In March 2022, in the aftermath of the January 6 US Capitol attack, the US District Court for the Eastern District of North Carolina ruled that the Act applies even to current members of Congress, automatically removing the political consequences of any alleged violation of Section 3. The United States Court of Appeals for the Fourth Circuit unanimously reversed that ruling. A different federal district court ruled that the Act does not apply to current members of Congress, and that Section 3 is still applicable. The plaintiff's appeal to the United States Court of Appeals for the Eleventh Circuit was dismissed as moot after it was determined that she had not violated Section 3.

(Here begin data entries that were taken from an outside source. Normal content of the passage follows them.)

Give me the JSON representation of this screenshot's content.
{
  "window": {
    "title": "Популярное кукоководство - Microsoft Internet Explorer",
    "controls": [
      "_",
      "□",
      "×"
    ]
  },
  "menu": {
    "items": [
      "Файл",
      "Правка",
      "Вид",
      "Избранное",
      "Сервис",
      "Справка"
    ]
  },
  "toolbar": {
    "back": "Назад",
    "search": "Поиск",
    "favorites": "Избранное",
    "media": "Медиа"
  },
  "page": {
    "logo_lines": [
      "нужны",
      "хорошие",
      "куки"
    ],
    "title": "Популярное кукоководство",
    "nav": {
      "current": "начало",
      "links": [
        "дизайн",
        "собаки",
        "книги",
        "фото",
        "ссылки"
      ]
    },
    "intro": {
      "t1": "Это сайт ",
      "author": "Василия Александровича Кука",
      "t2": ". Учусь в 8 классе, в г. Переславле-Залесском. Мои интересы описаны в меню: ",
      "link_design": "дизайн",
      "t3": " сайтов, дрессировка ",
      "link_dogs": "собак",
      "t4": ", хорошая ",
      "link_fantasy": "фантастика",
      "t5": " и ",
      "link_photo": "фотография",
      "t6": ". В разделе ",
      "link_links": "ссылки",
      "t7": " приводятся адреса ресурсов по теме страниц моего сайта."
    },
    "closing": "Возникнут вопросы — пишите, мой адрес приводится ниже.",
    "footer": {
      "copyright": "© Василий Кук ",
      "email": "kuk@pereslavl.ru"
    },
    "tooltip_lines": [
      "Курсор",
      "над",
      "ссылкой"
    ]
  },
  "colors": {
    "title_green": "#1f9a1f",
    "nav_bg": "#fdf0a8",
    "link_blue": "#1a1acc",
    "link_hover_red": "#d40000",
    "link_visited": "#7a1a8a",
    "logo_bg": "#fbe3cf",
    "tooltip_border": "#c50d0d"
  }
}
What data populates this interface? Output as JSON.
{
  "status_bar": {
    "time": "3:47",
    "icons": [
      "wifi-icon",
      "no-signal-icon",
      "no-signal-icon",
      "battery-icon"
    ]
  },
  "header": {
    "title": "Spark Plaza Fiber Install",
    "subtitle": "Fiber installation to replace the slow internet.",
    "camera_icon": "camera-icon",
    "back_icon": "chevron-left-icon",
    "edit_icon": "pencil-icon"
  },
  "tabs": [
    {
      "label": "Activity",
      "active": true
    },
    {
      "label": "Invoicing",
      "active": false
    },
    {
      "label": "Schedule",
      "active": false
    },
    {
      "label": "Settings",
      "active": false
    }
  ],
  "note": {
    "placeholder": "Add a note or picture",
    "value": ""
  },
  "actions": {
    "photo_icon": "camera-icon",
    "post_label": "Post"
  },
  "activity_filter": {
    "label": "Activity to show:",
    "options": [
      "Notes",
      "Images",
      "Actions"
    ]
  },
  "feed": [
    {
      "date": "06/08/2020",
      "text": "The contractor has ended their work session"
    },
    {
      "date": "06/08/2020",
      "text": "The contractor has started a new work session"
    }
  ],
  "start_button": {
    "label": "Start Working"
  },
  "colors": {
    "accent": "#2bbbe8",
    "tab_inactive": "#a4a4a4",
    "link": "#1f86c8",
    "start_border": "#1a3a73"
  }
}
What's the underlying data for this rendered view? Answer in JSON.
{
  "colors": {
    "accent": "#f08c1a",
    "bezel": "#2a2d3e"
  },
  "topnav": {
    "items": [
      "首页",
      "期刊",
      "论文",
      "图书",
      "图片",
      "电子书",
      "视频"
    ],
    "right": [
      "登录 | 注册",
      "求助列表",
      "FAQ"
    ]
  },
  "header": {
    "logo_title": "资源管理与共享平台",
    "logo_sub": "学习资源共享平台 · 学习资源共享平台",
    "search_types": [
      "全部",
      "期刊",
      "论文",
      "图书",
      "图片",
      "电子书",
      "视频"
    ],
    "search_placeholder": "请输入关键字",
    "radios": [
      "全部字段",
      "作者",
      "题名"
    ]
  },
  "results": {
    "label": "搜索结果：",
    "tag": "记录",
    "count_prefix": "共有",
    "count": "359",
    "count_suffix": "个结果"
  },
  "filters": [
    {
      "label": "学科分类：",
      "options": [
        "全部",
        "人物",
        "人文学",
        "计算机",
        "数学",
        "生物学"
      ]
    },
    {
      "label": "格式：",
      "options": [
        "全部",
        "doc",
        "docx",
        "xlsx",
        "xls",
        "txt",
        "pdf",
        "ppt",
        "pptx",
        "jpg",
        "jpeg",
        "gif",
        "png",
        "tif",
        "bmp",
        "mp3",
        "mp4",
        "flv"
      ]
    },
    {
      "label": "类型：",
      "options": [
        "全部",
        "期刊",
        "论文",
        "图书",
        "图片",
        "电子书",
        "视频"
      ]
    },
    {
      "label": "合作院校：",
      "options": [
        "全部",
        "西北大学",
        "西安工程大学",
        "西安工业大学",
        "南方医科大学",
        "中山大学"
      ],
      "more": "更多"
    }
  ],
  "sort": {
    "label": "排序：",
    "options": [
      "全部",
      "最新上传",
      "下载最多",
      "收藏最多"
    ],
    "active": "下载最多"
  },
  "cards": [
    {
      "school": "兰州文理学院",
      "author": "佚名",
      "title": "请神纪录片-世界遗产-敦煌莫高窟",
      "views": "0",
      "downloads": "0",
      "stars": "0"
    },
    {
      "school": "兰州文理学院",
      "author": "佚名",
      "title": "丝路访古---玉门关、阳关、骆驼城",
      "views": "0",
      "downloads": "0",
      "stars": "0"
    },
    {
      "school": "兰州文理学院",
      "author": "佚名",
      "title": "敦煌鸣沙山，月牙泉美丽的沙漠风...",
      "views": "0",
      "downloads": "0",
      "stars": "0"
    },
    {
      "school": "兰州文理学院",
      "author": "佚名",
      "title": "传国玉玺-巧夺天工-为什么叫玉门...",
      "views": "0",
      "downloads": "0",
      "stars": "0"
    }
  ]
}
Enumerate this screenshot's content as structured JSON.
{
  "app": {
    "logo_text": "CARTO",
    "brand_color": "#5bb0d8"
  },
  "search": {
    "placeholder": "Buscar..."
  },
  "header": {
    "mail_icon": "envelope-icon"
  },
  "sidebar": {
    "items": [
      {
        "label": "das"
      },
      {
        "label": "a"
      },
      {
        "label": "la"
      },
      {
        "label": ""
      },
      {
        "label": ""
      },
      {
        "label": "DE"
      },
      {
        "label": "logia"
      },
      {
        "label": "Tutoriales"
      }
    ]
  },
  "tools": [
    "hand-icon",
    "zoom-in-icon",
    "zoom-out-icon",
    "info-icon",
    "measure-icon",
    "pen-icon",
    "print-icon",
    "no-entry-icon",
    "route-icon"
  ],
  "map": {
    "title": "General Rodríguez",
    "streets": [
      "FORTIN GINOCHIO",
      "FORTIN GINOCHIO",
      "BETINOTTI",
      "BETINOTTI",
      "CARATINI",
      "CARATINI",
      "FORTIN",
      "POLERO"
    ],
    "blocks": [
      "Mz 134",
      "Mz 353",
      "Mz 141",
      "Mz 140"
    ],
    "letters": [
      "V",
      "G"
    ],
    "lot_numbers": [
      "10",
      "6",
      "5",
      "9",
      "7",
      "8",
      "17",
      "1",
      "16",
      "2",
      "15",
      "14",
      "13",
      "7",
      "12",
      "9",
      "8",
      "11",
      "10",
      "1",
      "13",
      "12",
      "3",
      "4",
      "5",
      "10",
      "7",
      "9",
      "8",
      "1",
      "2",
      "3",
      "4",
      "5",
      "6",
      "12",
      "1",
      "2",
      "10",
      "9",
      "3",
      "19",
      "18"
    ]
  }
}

- Congressional Globe, 42nd Congress, 2nd Session, 1872, p. 3381
- Congressional Globe, 42nd Congress, 2nd Session, 1872, p. 3382
- Congressional Globe, 42nd Congress, 2nd Session, 1872, p.3738
- Rawley, James A. (December 1960). "The General Amnesty Act of 1872: A Note". The Mississippi Valley Historical Review. Organization of American Historians. 47 (3): 480–484. doi:10.2307/1888879. JSTOR 1888879.
- "Ulysses S. Grant: Proclamation 208—Suspension of Prosecution for Violations of the Office-Holding Prohibition in Section 3 of the Fourteenth Amendment to the Constitution". presidency.ucsb.edu. Retrieved February 22, 2018.
- "Pub. L. 42–193 U.S. Law" (PDF). Retrieved April 11, 2022.
- "Chapter 157: The Oath As Related To Qualifications", Cannon's Precedents of the U.S. House of Representatives, vol. 6, January 1, 1936,
In regard to the first question, your committee concurs with the opinion of the special committee appointed under House resolution No. 6, that Victor L. Berger, the contestee, because of his disloyalty, is not entitled to the seat to which he was elected, but ... that having previously taken an oath as a Member of Congress to support the Constitution of the United States, and having subsequently given aid and comfort to the enemies of the United States during the World War, he is absolutely ineligible to membership in the House of Representatives under section 3 of the fourteenth amendment to the Constitution of the United States.
- Praats, Michael (March 4, 2022). "Federal Judge Shuts Down Attempt to Keep Madison Cawthorn Off Ballots". WECT. Retrieved August 23, 2023.
- Cawthorn v. Amalfi, 35 F.4th 245, 248 (4th Cir. 2022) ("Consistent with the statutory text and context, we hold that the 1872 Amnesty Act removed the Fourteenth Amendment's eligibility bar only for those whose constitutionally wrongful acts occurred before its enactment.").
- Robertson, Gary D. (May 24, 2022). "After Cawthorn's Loss, Candidate Challenge Ruling Reversed". AP News. Associated Press. Retrieved June 15, 2022.
- Holland, John (April 19, 2022). "Taylor Greene Insurrection Challenge Cleared by U.S. Judge". Bloomberg Law. Bloomberg L.P. Retrieved May 14, 2022.
- Greene v. Beaudrot, ___ F.4th ___ (11th Cir. 2022).